HTC One S Review: Sturdy, Speedy And Sharp, But With Some Shortcomings

HTC One S Review: Sturdy, Speedy And Sharp, But With Some Shortcomings

The old HTC is dead. Long live the new HTC, with fewer products and more attention to detail. The HTC One line heralds this new day. We’ve already seen the HTC One X here in Australia, but over in the US, the first phone they’ll see is the HTC One S.

Giz AU Editor’s Note: This is obviously a review of the One S as it works on US networks. There’s no specific carrier announced yet for the One S in Australia, but it is available outright through the usual direct importers.

What Is It?

It’s a 4.3-inch phone on T-Mobile’s 4G network. It runs the Android 4.0 (Ice Cream Sandwich) OS, with HTC’s Sense 4.0 interface.

Who’s It For?

T-Mobile users who want a zippy, no-nonsense Android smartphone that excels at taking photos like those in the gallery below.
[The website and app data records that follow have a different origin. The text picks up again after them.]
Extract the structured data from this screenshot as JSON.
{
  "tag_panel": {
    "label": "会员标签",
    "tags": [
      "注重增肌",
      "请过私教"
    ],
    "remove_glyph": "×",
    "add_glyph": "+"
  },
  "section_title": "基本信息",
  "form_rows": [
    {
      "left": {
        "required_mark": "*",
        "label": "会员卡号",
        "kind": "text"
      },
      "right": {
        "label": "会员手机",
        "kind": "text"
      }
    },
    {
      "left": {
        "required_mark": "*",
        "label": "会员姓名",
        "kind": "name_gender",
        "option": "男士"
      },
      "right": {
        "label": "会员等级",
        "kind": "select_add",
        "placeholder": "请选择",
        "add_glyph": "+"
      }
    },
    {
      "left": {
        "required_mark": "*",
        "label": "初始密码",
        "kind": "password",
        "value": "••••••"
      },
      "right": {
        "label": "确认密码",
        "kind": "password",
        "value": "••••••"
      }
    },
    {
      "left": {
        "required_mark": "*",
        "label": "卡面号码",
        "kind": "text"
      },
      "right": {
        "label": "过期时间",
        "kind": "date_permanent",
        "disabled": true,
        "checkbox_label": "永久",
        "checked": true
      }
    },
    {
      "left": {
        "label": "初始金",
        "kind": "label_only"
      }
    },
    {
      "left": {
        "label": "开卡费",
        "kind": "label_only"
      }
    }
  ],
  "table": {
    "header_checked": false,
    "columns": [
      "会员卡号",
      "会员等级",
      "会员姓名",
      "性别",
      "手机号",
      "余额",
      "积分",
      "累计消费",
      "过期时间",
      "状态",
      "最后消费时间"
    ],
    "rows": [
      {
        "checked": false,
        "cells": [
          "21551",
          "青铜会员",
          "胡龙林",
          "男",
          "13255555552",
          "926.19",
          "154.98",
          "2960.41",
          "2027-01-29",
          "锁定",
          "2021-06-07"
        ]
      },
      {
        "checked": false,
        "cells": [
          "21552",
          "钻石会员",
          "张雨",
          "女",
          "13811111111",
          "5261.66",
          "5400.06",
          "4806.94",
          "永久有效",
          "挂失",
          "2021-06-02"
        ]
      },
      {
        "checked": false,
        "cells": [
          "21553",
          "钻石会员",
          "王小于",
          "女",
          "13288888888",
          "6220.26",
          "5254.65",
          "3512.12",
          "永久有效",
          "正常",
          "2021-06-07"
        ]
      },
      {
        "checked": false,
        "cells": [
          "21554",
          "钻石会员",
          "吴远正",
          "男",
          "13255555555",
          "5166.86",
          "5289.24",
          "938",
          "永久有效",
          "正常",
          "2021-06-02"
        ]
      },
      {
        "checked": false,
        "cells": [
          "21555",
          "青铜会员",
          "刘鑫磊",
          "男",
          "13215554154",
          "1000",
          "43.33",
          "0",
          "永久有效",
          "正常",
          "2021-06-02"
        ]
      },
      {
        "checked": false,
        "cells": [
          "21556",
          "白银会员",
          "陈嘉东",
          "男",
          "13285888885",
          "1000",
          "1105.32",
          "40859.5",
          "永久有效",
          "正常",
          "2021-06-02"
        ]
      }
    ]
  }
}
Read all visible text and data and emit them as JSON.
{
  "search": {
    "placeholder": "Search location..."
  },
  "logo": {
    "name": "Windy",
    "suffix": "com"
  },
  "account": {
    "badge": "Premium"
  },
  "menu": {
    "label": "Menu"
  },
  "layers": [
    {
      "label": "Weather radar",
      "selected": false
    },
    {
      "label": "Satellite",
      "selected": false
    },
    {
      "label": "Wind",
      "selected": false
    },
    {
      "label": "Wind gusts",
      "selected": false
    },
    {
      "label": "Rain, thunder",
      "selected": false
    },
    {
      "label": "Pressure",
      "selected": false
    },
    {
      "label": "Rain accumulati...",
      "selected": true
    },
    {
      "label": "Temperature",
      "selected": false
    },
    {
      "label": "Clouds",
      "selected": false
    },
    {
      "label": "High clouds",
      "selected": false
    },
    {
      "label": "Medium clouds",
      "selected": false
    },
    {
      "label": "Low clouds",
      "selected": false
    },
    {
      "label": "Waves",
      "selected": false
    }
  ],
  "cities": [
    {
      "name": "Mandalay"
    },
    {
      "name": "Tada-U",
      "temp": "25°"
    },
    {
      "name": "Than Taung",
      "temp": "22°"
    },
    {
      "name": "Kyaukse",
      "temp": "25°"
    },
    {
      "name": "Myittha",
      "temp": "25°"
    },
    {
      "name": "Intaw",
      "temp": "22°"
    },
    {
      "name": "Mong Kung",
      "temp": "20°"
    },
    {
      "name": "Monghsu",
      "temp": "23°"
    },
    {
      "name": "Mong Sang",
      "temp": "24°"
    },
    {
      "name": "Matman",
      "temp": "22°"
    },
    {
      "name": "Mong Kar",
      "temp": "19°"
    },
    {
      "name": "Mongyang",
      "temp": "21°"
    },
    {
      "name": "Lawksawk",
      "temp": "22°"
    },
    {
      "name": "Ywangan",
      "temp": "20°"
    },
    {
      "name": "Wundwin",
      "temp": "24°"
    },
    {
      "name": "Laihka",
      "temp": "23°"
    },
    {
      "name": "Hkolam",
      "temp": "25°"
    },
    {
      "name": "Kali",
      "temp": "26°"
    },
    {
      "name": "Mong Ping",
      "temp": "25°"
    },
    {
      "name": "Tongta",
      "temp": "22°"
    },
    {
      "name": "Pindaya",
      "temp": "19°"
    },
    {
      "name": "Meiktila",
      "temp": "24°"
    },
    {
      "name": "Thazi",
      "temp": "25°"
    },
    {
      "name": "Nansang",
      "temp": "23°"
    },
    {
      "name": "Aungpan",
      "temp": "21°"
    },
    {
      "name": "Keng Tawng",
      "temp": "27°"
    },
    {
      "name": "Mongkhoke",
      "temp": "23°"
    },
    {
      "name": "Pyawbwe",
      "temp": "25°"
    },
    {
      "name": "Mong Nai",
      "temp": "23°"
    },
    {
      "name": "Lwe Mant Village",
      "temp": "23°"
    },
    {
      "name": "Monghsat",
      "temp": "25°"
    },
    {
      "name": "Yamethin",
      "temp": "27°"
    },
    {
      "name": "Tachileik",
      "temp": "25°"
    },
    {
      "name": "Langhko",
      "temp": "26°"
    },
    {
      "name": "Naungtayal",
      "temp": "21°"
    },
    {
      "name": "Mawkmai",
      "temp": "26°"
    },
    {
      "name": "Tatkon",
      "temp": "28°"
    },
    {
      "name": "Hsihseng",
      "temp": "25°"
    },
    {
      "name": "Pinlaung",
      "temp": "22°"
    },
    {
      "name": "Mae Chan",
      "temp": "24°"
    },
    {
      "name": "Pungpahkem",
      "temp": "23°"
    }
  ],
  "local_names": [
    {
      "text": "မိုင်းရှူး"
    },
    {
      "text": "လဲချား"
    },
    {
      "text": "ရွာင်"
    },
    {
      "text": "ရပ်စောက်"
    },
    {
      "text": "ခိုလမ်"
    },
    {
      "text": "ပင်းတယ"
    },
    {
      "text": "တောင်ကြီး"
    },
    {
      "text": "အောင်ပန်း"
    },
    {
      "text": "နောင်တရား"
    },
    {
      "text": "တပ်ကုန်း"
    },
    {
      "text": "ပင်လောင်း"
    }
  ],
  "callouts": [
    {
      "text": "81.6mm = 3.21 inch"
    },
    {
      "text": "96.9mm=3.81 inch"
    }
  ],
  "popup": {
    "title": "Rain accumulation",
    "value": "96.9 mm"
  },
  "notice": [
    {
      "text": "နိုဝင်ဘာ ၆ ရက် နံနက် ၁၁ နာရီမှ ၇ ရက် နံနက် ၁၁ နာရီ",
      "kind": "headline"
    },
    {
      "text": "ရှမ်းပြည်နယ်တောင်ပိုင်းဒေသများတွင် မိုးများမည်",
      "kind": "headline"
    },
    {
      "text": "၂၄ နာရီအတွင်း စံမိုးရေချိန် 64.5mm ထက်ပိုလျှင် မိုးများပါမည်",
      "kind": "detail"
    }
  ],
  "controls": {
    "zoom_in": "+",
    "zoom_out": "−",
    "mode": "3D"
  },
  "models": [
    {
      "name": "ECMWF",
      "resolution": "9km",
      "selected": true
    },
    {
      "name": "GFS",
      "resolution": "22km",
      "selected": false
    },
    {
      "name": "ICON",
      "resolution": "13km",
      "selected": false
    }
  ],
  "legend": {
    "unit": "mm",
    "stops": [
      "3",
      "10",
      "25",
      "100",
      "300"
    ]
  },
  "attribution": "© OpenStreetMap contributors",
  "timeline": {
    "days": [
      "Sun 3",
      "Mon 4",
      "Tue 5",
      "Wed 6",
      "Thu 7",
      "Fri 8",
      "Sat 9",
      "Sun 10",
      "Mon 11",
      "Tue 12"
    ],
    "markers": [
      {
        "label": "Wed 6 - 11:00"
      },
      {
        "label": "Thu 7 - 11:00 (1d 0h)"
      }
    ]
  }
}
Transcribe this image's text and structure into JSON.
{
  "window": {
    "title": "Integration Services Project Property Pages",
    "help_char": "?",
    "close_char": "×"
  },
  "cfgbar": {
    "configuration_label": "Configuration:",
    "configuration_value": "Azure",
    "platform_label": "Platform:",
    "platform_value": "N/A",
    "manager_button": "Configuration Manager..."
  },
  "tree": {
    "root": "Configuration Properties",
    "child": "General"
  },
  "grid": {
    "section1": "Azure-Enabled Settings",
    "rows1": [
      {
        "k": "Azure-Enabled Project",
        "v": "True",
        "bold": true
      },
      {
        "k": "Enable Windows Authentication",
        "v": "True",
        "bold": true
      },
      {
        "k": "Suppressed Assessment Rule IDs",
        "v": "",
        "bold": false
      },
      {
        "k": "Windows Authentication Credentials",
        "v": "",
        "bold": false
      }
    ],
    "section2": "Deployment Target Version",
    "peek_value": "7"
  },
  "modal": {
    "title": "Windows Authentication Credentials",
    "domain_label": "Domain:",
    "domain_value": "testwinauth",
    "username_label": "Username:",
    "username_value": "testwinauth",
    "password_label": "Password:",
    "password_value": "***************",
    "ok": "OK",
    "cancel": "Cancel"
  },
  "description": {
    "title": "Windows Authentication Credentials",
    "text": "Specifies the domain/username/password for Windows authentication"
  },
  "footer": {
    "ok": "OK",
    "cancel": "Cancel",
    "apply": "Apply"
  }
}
It’s beautiful and rock solid — super thin at 7.8mm, and light at 119.5 grams, with smooth edges and a brushed aluminium body.

Using It

Against a comparable Android 4.0 phone, Samsung’s Galaxy Nexus, the One S wins a speed trial on basic moves through the user interface. The camera software is clear, quick and versatile.

The Best Part

Qualcomm’s 1.5GHz dual-core Snapdragon S4 processor dishes out the speed and does well with power management. The camera opens up to f2.0, so it works well in low light (see gallery below for test shots).

Tragic Flaw

The Snapdragon processor does not yet support some of Android’s best games (or vice versa). Current HD screens kill this one. No NFC is a shame. The 1080p video stinks. T-Mobile’s network isn’t as fast at LTE 4G.

This Is Weird…

HTC Sense doesn’t suck anymore! Amazing, but true. Things like HTC’s own calendar app are worse than stock Android 4.0 OS features, but the unlock screen and the app switcher are better on the Sense skin.

Test Notes

• The camera’s still photos often came out brighter and sharper than the iPhone 4S, especially in low light. It can record 1080p video and shoot stills at the same time.

• Video quality is not nearly as good as the stills. It lacks detail, has all kinds of problems with motion, and suffers from strange oversaturation.

• The Samsung Galaxy S II has been the king of the Quadrant Standard benchmark, with speeds averaging around 3000. The HTC One S averages 5000. Yowza.

• Battery life usually lasted a whole day without needing to be charged. Sometimes, there was an unexpected, steep drop-off, though.

• T-Mobile’s HSPA+ 4G network averages around 8Mbps download and 1.5Mbps upload speeds. (Verizon’s and AT&T’s LTE networks have hit speeds of 20Mbps down and 14Mbps up)

Giz AU Editor’s Note: Australian “4G” networks are a different kind of beast; if you’re buying an imported model, it’s not likely to work on Telstra or Optus’ 4G offerings for now.

• No expandable memory is a bummer.

Should You Buy It?

If you’re already on T-Mobile, seeking an upgrade, then totally. It’s fast, sleek and pretty excellent. If you’re in between contracts, then it’s not worth switching over for. The HTC One X on AT&T and the HTC Evo 4G LTE on Sprint are both better phones, with better screens, plus LTE and NFC. That said, most who buy it will likely be happy with it.

HTC One S Specs

• Network: T-Mobile • OS: Android 4.0 with Sense 4.0 • CPU: 1.5GHz dual-core Snapdragon S4 processor • Screen: 4.3-inch, 540×960 pixels Super AMOLED • RAM: 1GB • Camera: Rear: 8MP Front: VGA • Storage: 16GB • Price: $US200 with two-year contract